February 22, 2018, Nicole Carrico
Richard Layman's collection of John Dos Passos, a “lost generation” author, playwright, artist and political activist, has found a permanent home at the University Libraries Irvin Department of Rare Books and Special Collections. University Libraries will celebrate the acquisition Feb. 28 with a public lecture and exhibit.
December 07, 2017, Megan Sexton
Thanks to a $5 million gift to the university from an anonymous donor, the country’s oldest freestanding academic library is getting a needed renovation. Work is well underway at the South Caroliniana, with all of the materials moved to the Thomas Cooper Library and other sites around campus.
November 20, 2017, Peggy Binette
Students and scholars will have a richer understanding of contemporary politics and culture thanks to Washington Post columnist Kathleen Parker. The 2010 Pulitzer Prize winner who lives in Camden, South Carolina, and writes the nation’s most widely syndicated column, has given her personal archive to the University of South Carolina Libraries’ South Carolina Political Collections.
May 26, 2017, John Brunelli
University President Harris Pastides and Thomas McNally, dean of University Libraries dedicate the John S. Davis Scanning Center and the Lt. Col. James H. Davis Film Vault at the Libraries' Moving Image Research Collections. The MIRC facility is the new home of the U.S. Marine Corps Film Repository that chronicles the corps from the 1940s to the 1970s.
April 27, 2017, Peggy Binette
The personal archive of international best-selling writer and South Carolina native Ron Rash has found a new home at the University of South Carolina. The archive, which spans Rash’s life from boyhood to the present, details his career as a poet, short story writer and novelist.
January 26, 2017, John Brunelli
Yellow fever patients in Charleston died by the hundreds in the mid-19th century. "Black Medicine White Bodies," a new exhibit at McKissick Museum shows how traditional treatments saved people during the epidemics that plagued the Lowcountry.
December 14, 2016, Page Ivey
If you’re of a certain age, you might remember the row of dusty encyclopedias in your parents’ den — books that were the Google of their day but limited in what they could convey. Now you can open the “South Carolina Encyclopedia” and hear Dizzy Gillespie talk about be-bop or watch qualifying for a 1970s Southern 500 stock car race. That’s because the encyclopedia has gone digital.

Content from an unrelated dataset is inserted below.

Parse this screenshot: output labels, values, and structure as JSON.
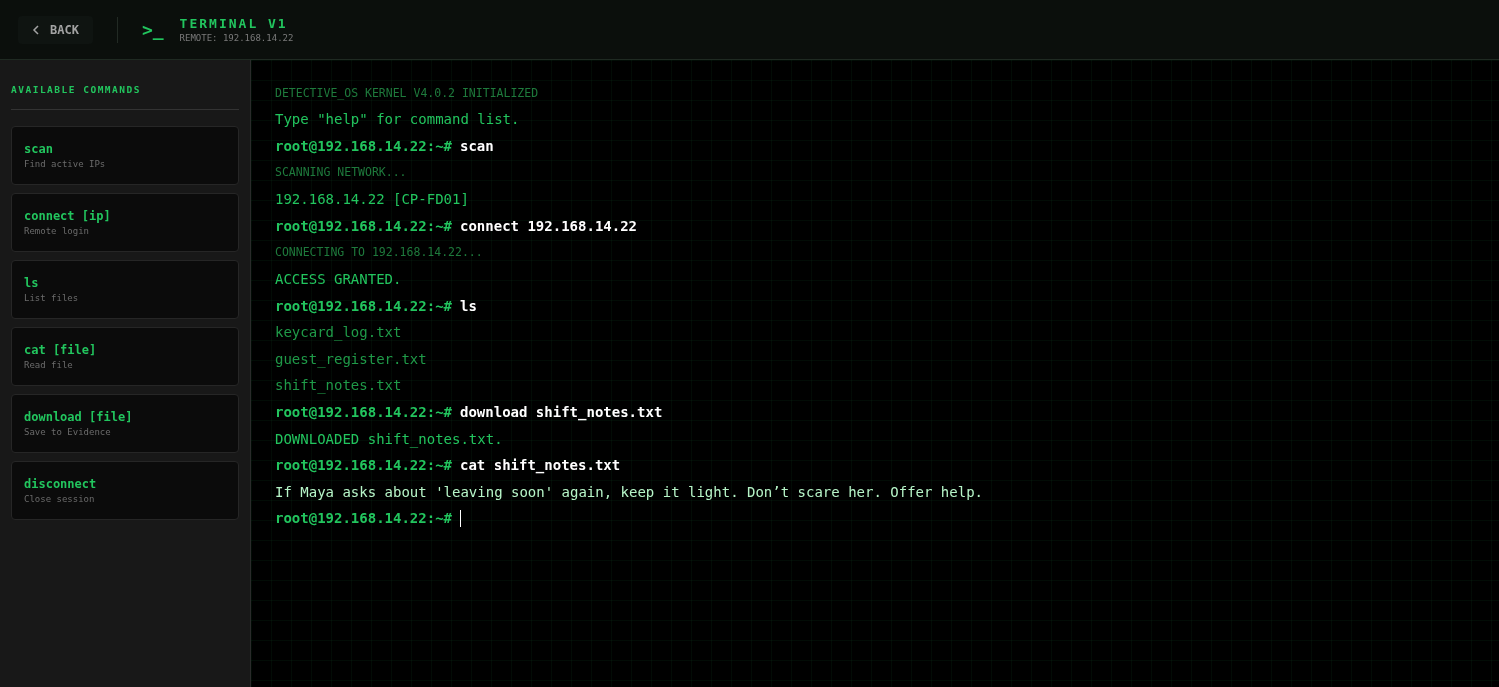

November 10, 2016, Peggy Binette
The University of South Carolina marks its commitment to veterans and the military through a variety of endeavors, including the launch of a Veterans Alumni Council and a University Libraries project to digitize 100 years of Marine Corps films.
November 04, 2016, Dan Cook
Anita Lobel, the acclaimed author and illustrator of children’s books, will be honored with the Thomas Cooper Society Medal in recognition of her contribution to the arts on Nov. 17. The award comes as part of Lobel's burgeoning ties to the university — and her longstanding friendship with two alumnae.
October 18, 2016, Craig Brandhorst
South Carolina Political Collections, housed at the University of South Carolina’s Ernest F. Hollings Special Collections Library, is home to the papers of 11 governors and more than 25 members of Congress, plus those of notable judges, civil rights activists, state legislators and the League of Women Voters.
February 22, 2016, Glenn Hare
Noted Gullah storyteller and singer Anita Singleton-Prather, along with the Gullah Kinfolk, will share stories and songs at “Shared Traditions: Sacred Music in the South,” a two-day symposium featuring shape-note singing, African-American spirituals and other music traditions unique to the South. The symposium starts with a meet-and-greet with Singleton-Prather at 3:30 p.m. Friday (Feb. 26) in the McKissick Museum on the historic Horseshoe.
January 27, 2016, Megan Sexton
More than 16,000 reels of film documenting the operational history of the Marine Corps from World War II through Vietnam is moving from Marine Corps University in Quantico, Virginia, to the University of South Carolina, home of one of the largest public film archives in the U.S.